Fans in western Kentucky got a chance to see what Johnson was all about Friday night at the Marshall County Hoop Fest, where the future Wildcat helped lead Oak Hill to an 84-63 victory over Hamilton Heights (Tenn.).
Johnson scored 16 points and grabbed seven rebounds, and Smith said that was just an “OK game” by his star player. The first few minutes showed what Johnson is capable of.
He had three explosive dunks in the first half, including one alley-oop finish at full speed in transition where he had to cock his head back to keep it from hitting the backboard. He made a contested three-pointer.

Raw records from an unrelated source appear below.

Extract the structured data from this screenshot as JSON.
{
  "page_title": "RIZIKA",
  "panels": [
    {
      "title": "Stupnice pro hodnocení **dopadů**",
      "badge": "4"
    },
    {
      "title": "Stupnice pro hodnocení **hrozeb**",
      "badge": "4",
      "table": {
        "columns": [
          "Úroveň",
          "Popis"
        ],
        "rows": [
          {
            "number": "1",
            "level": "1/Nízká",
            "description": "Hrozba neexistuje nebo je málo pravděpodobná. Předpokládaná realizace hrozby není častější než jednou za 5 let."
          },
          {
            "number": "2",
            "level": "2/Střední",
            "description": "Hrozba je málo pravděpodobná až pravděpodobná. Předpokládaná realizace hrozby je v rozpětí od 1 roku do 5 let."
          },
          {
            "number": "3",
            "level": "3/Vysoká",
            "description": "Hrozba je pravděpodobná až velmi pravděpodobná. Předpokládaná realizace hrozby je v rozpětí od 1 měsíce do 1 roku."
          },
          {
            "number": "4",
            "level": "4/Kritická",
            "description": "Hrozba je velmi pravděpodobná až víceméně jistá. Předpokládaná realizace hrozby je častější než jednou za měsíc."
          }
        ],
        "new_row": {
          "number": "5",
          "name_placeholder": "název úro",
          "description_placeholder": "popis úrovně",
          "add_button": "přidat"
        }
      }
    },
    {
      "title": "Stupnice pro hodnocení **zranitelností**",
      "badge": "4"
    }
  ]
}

He played with great energy and athleticism on defense, hit the boards with that same energy and didn’t hesitate to give up the basketball to talented teammates such as Florida signee Keyontae Johnson and Kansas signee David McCormack.
“He’s got the total package,” said Smith, who has coached more than his share of NBA players over the years.
For Johnson, this weekend also allowed him to connect with his future fan base.
Plenty of blue and white was spread throughout the Marshall County High School gym. UK hats and shirts were all over the building. One man sitting behind the Oak Hill bench was wearing a white shirt, blue tie and blue slacks, grinning alongside a pro-Wildcats sign he brought to the game.
“The fan support was crazy,” Johnson said. “There were a lot of people out there calling my name and things like that. It was an awesome environment.”
Johnson, the No. 14 overall prospect in the class of 2018, according to the 247Sports composite rankings, said he expects to play the ‘2’ or ‘3’ when he gets to Kentucky next season. One of the most gifted scorers in the country, he already excels at getting to the basket and finishing in traffic, and improving his outside shooting is his biggest individual point of emphasis this season.
Smith said Johnson is making about 37 percent of his three-point attempts this season.
UK’s 2018 class (so far) includes two other talented guards — Immanuel Quickley and Tyler Herro — and some of UK’s key backcourt players from this season’s team are likely to return to the Cats next year.
Johnson said he hasn’t really had any deep “who’s staying and who’s going?” conversations with the UK coaching staff. Their answers wouldn’t change his approach.
“I don’t really talk to them about it too much,” he said. “Regardless of who comes back and who doesn’t come back, I still gotta do my part. And I still gotta go out there and produce, regardless of who’s there and who’s not there.”
That’s exactly what John Calipari will want to hear.
Johnson is also already getting acclimated to the off-court demands that come along with being a Cat.
A few minutes after Friday night’s game, he was standing courtside, signing autographs for UK fans.
“I feel like that’s the least I can do,” he said with a big smile. “They come out and support me and watch me play … so if they want an autograph, that’s what they get.”